Pub. date: 2006 | Online Pub. Date: September 15, 2007 | DOI: 10.4135/9781412952453 | Print ISBN: 9780761930297 | Online ISBN: 9781412952453| Publisher:SAGE Publications, Inc.About this encyclopedia
Pamela Rae Huteson
The potlatch is a winter festival, with ceremonial feasts, where gifts and property are distributed to obtain or reassert a status, where prominent high caste families display crests, where names are given, where solidarity for war was made (in the past), and peace declared, where memorials are given and ancestors are honored.

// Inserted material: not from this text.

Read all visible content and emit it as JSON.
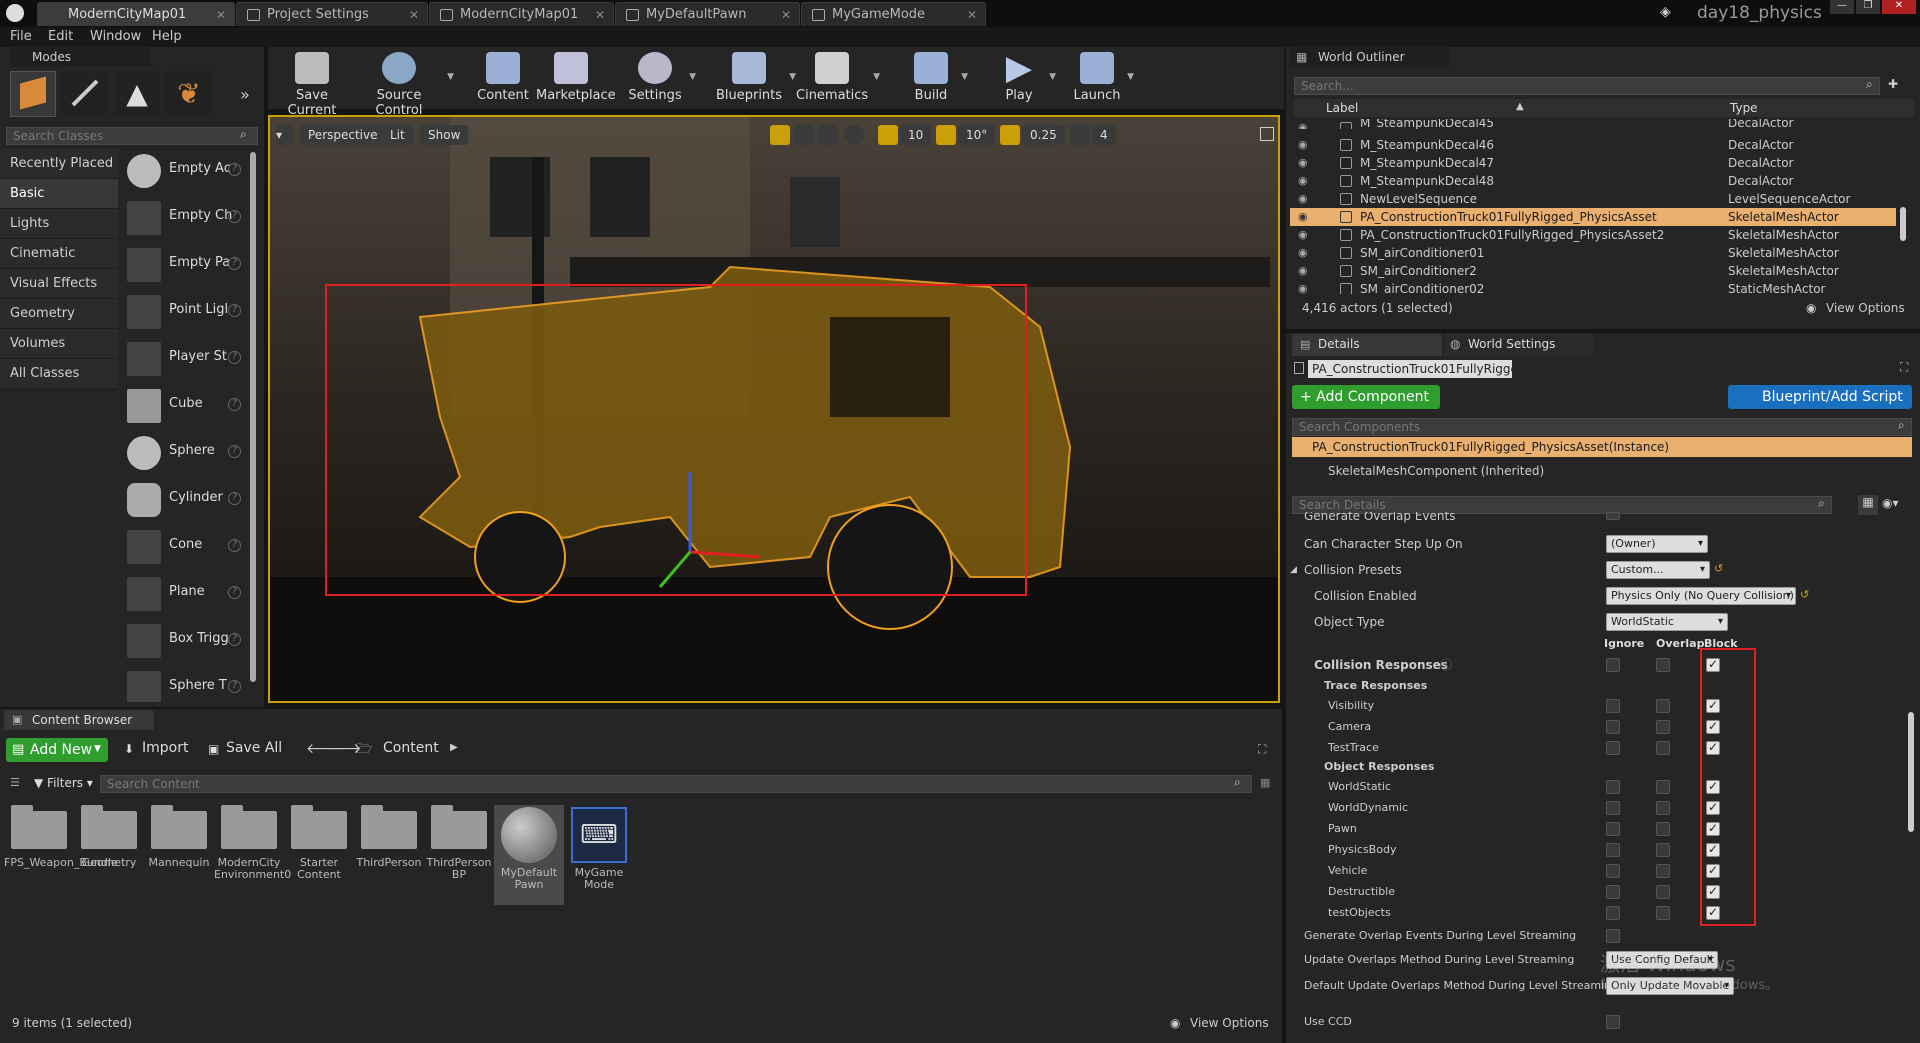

It was a place where “people played stick games in the evening” recounts Elizabeth Woody in her essay, “Tradition with a big ‘T.‘” Over time the potlatch evolved through external influences, such as a new supernatural encounter, or introductions from surrounding and distant tribes, with European contact being the most dramatic change in ascendancy. With the introduction of the European culture, a new wealth and merchandise system was instituted, which transformed the very format of the potlatch. Competitive potlatches rose to new heights of property distribution with most tribes, and more dramatically with the Southern Kwakiutl. This drew ...